In the wake of last week’s federal budget, much of the chatter surrounded topics like child care and a national dental program. At the heart of this document, however, was a major plank in the country’s industrial policy, emphasizing the importance of clean energy as an economic and environmental mainstay. For many Canadians, the research and innovation associated with that commitment are inextricably bound up with the country’s post-secondary educational institutions. Yet these merited just one mention, and perhaps not what some people were expecting.
It was, however, precisely what Denise Amyot had been hoping. As President and CEO of College and Institutes Canada (CICan), she represents the country’s diverse assortment of post-secondary educational institutions other than universities, including colleges, institutes of technology, or Quebec’s Collèges d'enseignement général et professionnel (CEGEPs). These were what found their way into the budget document.
“Canada’s colleges, CEGEPs, and polytechnic institutes use their facilities, equipment, and expertise to solve applied research problems every day,” it stated. “Students at these institutions are developing the skills they need to start good careers when they leave school, and by partnering with these institutions, businesses can access the talent and the tools they need to innovate and grow.”
Along with that endorsement, the budget committed $108.6 million to the Natural Sciences and Engineering Research Council’s College and Community Innovation program, which funds the interaction between businesses and CICan members. Amyot has spent the last few years ensuring the federal government was aware of what this program was accomplishing.
“We knew that they wanted to have results, and that is what we are all about,” she said, referring to data from 2020, when CICan members conducted some 6,400 research projects, yielding 5,500 new processes, products, or services.
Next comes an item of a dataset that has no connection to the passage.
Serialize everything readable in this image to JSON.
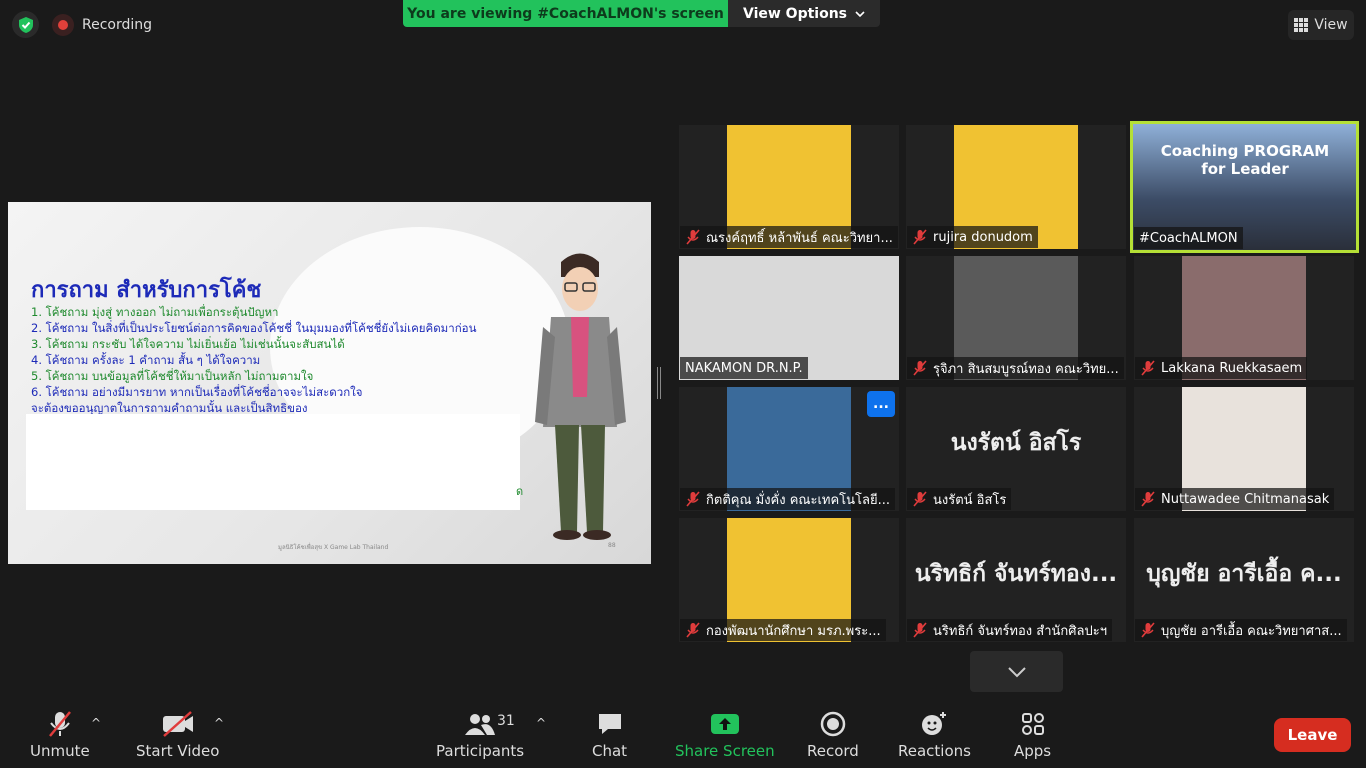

Of those results, some 85 percent were achieved within the year, as indicated by CICan's survey of its membership.
“Right now, what you need is to go at the pace of business,” Amyot explained. “We can find solutions for businesses in less than six months. That’s why the applied research we do is sought after. And we don’t even keep the IP — it stays with the company. Who would not want to partner with people like us?”
Seated in front of a map of Canada covered with dots Amyot points out just how well populated the landscape is with those people.
“There are 700 of those dots, and 95 percent of Canadians live within 50 km. of one of them, including 86 percent of Indigenous people.”
Each dot represents facilities such as a campus, college satellite location, or training centre, where individuals can acquire a broad range of professional and technical skills training and education, often as adult students returning to the classroom.
“It’s constantly adapting to the needs of industry, the needs of the community, and there’s no wrong door,” she said, noting that the average age of students is 27. “Anybody can access what we do in colleges. That’s why we have people who didn’t finish high school, as well as people who come from universities, who may or may not have a degree.”
As Amyot explained to Research Money, each of those dots could also serve local businesses with an interest in facilities or expertise found on a campus, usually as part of solving specific problems in manufacturing a product or providing a service. Such research projects may be very limited in scope, lasting only a few months, but they can be instrumental in helping smaller enterprises meet challenges that could otherwise be insurmountable. In the best case scenarios, such enterprises have a reason to stay in their community, where they boost local employment.
In this respect, although any specific college or institute might be relatively small in size, located in major urban settings or modest, out-of-the-way places, the cumulative impact of this expansive network — and its role in leveraging business support for research and innovation — has become increasingly significant. Just how significant, from CICan’s perspective, was confirmed by the federal budget.
“It is a recognition of the growing importance of applied research in our colleges,” concluded Amyot. “It means that the government values the expertise and the capabilities of our institutions.”